OTTAWA, March 10, 2017 /CNW/ - The Minister of Environment and Climate Change and Minister responsible for Parks Canada, Catherine McKenna, today issued the following statement on the release of the UNESCO World Heritage Centre and International Union for Conservation of Nature report on the 2016 reactive monitoring mission to Wood Buffalo National Park:
"The Government of Canada welcomes the report of the mission to Wood Buffalo National Park led by representatives of the UNESCO World Heritage Centre and the International Union for Conservation of Nature.
The Government of Canada is committed to responding to this report as part of our ongoing commitment to protecting Canada's heritage places now, and for future generations.
Wood Buffalo National Park is a special place. Established in 1922 to protect the last remaining herds of wood bison, it is the largest national park in Canada. The park is home to one of the largest free-roaming, self-regulating bison herds in the world, the only remaining nesting ground of the endangered whooping crane, the biologically rich Peace-Athabasca Delta, extensive salt plains unique in Canada, and some of the finest examples of gypsum karst topography in North America. This presence of rare and superlative natural phenomena led to the park's designation as Canada's eighth UNESCO World Heritage Site in 1983.
The park is located in what has been the traditional territory of Indigenous Peoples since time immemorial. Parks Canada is working with the 11 Indigenous communities associated with Wood Buffalo National Park through a co-operative management committee that strives to respect both the mandate of Parks Canada and the cultures and traditions of Indigenous people. There is much more to be done.
The findings and recommendations contained in this report represent a call to action. It is one that goes beyond Wood Buffalo National Park or the Parks Canada Agency. A true response to this report will only be possible through collaboration at all levels, between federal, provincial, and territorial governments, engagement with Indigenous partners and consultations with industry and other stakeholders. And it will need to include the best available science and the traditional knowledge of our Indigenous communities.
By taking a unified and collaborative approach, we can create a path forward and secure the future of Wood Buffalo National Park, so that it remains a treasured place with Outstanding Universal Value for generations to come."
SOURCE Parks Canada

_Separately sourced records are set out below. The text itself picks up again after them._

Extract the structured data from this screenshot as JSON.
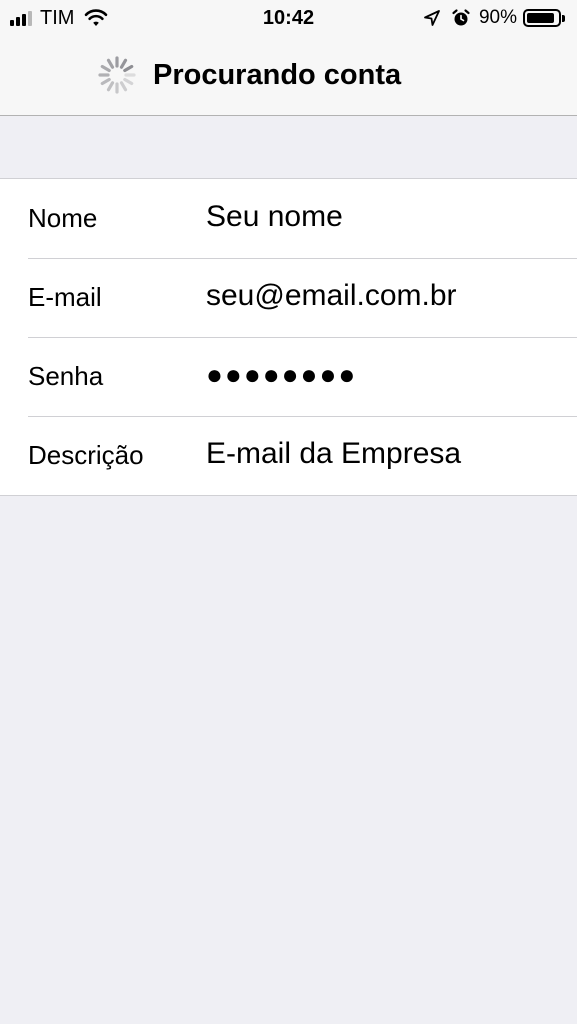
{
  "status_bar": {
    "carrier": "TIM",
    "time": "10:42",
    "battery_percent": "90%",
    "battery_level": 0.9,
    "signal_bars_active": 3,
    "signal_bars_total": 4,
    "icons": [
      "signal-icon",
      "wifi-icon",
      "location-arrow-icon",
      "alarm-icon",
      "battery-icon"
    ]
  },
  "nav": {
    "title": "Procurando conta",
    "spinner_icon": "activity-spinner-icon"
  },
  "form": {
    "rows": [
      {
        "label": "Nome",
        "value": "Seu nome"
      },
      {
        "label": "E-mail",
        "value": "seu@email.com.br"
      },
      {
        "label": "Senha",
        "value": "●●●●●●●●"
      },
      {
        "label": "Descrição",
        "value": "E-mail da Empresa"
      }
    ]
  },
  "colors": {
    "background": "#efeff4",
    "bar_background": "#f7f7f7",
    "cell_background": "#ffffff",
    "separator": "#d0d0d4",
    "text": "#000000"
  }
}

For further information: Caitlin Workman, Office of the Minister of Environment and Climate Change, 819-991-1441, [email protected]; Media Relations, Parks Canada Agency, 855-862-1812, [email protected]